On the 7th of November, when heavy clouds presaged a change in the weather, we hastily broke camp and proceeded down our new trail. So steep was it in certain places that the animals fairly slid down on their haunches. So narrow between the rocks was it at one point, that the larger packs could not pass through and had to be unloaded. Of accidents there were more than can be here be chronicled, but none of them, fortunately was of a serious nature. The mule carrying the most precious burden, the instruments and the newly made maps – was led with particular care, but she lived up to her reputation and made the trip without a stumble.
By noon the bottom of Bright Angel Canyon was reached, and then the party threaded its way down along the bouldery creek, crossing and recrossing it to knee-depth, no less than 94 times. Camp was made a short distance above the boxed-in lower part of the canyon, and a large bonfire was lit so that the people on the south rim might see that we had successfully reached that point. (Ferrall and Murray had preceded us and had made known our intention of returning via Bright Angel Canyon). That night it rained and the following morning we beheld the rim of the Kaibab Plateau white with snow. Evidently we left none to soon.
After a sojourn of several days in Bright Angel Canyon, during which the course of the stream was duly mapped, we proceeded to the river and once more faced the problem of crossing it. With the aid of a boat lent by a friendly prospector, however, this was accomplished with little difficulty, the animals, now homeward bound, having apparently lost their fear of the river. Soon, therefore, we were scrambling up the prospector’s steep burro trail and without serious mishap reached our goal on the South Rim.
The next year, when the survey was extended eastward, Bright Angel Canyon became our regular route of travel across the Grand Canyon, both northward and southward, although the trail remained as rough as ever. A steel row boat, in two sections, was packed on mules to the river crossing, to replace the wooden boat which had been swept away by the flood.
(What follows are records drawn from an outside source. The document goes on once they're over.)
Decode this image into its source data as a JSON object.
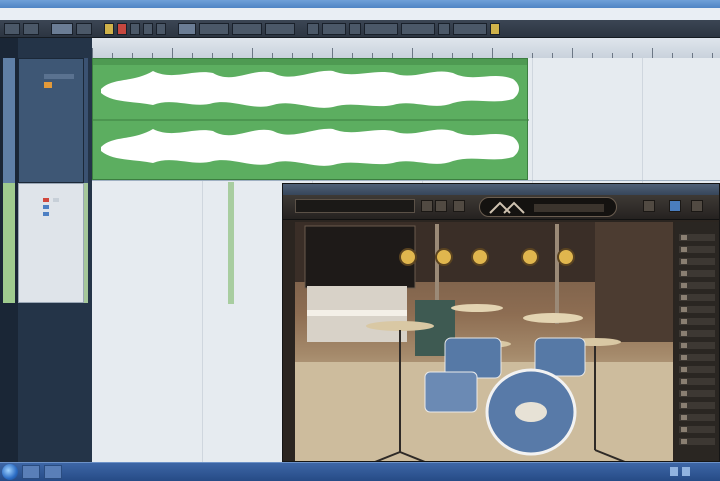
{
  "window": {
    "title": ""
  },
  "menu": {
    "items": []
  },
  "track1": {
    "name": ""
  },
  "track2": {
    "name": ""
  },
  "plugin": {
    "title": "",
    "preset": "",
    "knobs": [
      "",
      "",
      "",
      "",
      ""
    ]
  },
  "taskbar": {
    "clock": ""
  },
  "colors": {
    "audio_event": "#5cae60",
    "waveform": "#ffffff",
    "taskbar": "#2f5896"
  },
  "icons": [
    "start-orb-icon",
    "close-icon",
    "record-icon",
    "play-icon"
  ]
}
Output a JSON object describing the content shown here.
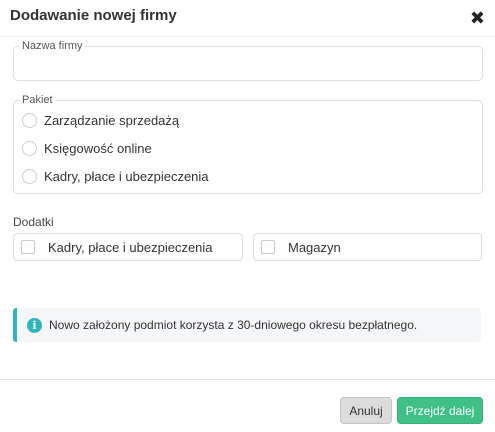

Some years later enterprising citizens of Kanab, in order to promote tourist travel to the north rim, improved the trail up Bright Angel Canyon, and spanned the river with a steel cable along which a traveling carriage large enough to hold a pack animal could be hauled across.
When the National Park Service took over the Grand Canyon, in 1919, finally, it set to work in earnest to make Bright Angel Canyon the main avenue for travel across the chasm. It built a good modern trail – The Kaibab Trail, as it is called, from Bright Angel Point to Yaki Point and replaced the steel cable by a fine suspension bridge. Needless to say, it has afforded the writer no little satisfaction in 1925 again and again in 1927 to travel over this new and to him almost luxurious route.